Exercise material Block Start
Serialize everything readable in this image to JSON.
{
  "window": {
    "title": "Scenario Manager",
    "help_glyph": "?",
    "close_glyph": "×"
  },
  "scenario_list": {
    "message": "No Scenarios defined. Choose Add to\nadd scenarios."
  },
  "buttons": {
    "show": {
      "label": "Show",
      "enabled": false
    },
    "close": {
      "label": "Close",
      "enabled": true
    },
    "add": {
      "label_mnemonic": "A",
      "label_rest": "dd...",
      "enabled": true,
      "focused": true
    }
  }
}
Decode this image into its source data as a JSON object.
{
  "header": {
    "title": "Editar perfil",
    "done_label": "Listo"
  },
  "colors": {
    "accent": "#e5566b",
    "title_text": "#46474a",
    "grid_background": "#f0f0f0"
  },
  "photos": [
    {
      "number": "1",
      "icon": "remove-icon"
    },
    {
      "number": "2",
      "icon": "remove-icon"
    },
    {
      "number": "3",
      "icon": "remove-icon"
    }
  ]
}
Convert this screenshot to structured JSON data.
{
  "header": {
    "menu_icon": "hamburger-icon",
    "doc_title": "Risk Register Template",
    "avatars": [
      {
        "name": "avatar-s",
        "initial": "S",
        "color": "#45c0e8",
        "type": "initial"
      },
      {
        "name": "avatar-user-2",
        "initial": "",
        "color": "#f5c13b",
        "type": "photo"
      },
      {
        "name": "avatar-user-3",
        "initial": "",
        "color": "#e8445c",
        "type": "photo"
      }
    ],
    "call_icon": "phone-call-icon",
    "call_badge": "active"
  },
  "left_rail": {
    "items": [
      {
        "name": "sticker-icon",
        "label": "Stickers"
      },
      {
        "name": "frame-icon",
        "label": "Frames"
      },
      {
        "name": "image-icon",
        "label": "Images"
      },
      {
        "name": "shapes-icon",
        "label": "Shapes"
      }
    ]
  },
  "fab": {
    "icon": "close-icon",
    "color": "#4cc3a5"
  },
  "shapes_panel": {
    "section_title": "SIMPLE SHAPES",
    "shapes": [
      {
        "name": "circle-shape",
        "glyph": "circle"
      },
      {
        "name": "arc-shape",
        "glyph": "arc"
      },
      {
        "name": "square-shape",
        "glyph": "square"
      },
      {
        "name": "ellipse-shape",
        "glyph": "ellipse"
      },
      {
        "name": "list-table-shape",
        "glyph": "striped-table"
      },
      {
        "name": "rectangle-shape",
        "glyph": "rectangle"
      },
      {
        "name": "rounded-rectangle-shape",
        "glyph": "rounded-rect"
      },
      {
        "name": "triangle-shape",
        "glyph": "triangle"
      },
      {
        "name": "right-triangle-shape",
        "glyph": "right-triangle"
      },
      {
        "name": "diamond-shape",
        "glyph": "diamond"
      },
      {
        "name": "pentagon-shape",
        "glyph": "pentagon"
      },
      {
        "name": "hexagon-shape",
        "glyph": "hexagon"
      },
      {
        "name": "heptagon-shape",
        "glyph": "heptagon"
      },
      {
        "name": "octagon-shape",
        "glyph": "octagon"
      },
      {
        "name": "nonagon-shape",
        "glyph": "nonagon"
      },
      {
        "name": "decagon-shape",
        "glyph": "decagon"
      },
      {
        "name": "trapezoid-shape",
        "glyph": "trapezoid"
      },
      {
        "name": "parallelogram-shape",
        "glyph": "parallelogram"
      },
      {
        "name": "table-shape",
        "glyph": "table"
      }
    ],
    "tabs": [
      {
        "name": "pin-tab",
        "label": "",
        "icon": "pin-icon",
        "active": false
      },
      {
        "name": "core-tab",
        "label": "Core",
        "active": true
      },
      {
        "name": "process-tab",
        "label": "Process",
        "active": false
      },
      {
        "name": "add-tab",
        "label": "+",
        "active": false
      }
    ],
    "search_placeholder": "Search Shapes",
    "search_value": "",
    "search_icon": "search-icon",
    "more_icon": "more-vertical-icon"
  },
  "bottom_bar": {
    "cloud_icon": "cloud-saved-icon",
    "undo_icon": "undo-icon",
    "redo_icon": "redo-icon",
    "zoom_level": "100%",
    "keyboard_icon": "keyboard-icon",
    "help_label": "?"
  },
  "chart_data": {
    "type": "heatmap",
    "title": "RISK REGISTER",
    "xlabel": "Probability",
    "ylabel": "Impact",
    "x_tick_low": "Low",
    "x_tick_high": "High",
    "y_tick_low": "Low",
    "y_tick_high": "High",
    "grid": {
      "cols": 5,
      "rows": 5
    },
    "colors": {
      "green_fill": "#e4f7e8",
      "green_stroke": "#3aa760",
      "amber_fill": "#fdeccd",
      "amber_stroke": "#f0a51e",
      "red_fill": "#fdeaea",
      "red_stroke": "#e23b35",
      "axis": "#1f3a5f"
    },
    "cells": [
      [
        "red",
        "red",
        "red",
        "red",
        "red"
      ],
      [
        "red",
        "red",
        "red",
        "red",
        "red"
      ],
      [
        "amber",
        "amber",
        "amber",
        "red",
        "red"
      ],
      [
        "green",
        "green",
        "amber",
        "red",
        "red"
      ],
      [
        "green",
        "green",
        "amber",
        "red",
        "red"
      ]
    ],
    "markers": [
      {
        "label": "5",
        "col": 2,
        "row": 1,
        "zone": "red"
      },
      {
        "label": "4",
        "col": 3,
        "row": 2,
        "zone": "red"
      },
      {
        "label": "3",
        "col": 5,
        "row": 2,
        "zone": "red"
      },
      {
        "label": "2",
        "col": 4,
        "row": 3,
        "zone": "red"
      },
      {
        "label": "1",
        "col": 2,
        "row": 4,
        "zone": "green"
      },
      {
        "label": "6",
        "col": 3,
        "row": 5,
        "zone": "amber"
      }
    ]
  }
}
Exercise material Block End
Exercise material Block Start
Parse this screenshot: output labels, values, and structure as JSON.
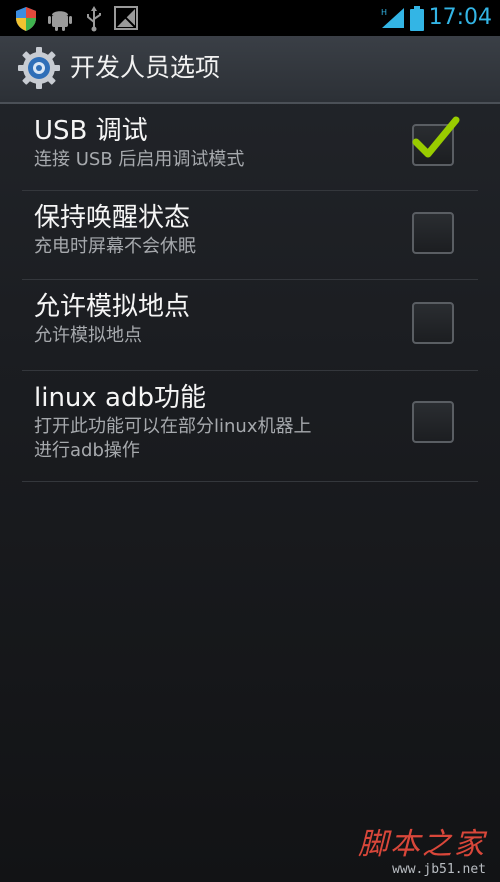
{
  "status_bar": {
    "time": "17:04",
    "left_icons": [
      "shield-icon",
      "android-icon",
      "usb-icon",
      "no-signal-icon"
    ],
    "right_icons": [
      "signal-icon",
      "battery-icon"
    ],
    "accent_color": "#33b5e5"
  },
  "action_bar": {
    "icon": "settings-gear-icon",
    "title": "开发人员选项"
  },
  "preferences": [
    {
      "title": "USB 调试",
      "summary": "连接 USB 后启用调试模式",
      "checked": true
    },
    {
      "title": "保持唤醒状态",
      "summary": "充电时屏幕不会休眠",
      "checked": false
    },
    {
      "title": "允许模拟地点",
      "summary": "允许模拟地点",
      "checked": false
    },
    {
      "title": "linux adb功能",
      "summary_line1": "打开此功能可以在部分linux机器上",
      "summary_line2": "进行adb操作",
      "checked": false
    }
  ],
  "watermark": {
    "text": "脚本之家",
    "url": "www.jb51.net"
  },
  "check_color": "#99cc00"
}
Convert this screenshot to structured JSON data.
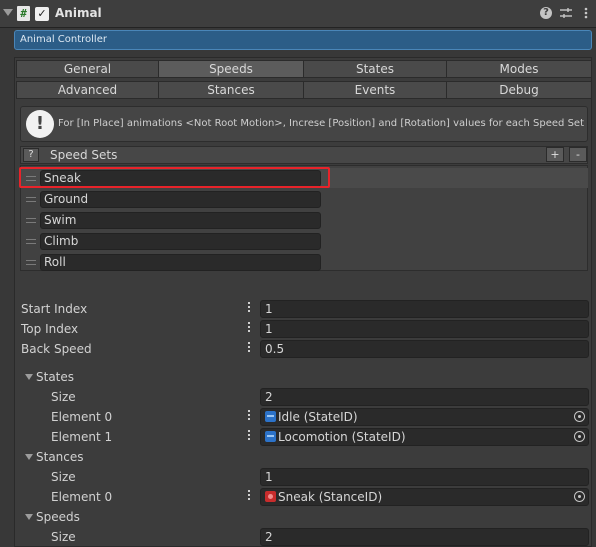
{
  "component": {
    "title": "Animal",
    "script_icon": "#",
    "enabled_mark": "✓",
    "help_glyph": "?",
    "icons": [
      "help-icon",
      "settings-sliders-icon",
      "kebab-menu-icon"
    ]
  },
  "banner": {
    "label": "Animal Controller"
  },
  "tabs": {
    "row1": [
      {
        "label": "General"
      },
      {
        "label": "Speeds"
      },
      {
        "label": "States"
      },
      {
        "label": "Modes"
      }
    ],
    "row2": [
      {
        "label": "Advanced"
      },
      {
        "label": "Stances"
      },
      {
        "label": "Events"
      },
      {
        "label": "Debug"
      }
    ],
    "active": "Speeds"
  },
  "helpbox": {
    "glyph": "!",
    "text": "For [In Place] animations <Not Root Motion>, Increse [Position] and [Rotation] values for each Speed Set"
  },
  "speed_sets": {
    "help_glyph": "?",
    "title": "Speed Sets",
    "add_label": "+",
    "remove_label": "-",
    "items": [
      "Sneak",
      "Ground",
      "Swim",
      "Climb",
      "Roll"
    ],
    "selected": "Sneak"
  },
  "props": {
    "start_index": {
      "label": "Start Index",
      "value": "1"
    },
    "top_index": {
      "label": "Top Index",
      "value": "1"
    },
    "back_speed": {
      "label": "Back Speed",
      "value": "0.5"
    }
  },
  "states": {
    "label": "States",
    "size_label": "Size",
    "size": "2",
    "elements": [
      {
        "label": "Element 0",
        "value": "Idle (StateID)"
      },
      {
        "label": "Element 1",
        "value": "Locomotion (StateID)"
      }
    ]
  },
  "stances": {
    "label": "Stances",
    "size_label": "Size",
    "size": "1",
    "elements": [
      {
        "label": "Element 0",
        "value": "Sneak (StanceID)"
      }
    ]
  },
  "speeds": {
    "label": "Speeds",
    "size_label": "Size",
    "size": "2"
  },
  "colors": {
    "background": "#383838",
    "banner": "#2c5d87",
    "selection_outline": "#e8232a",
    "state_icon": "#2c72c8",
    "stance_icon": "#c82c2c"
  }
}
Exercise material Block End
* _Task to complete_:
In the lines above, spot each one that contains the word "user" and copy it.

* _Solution to the problem_:
        "name": "avatar-user-2",
        "name": "avatar-user-3",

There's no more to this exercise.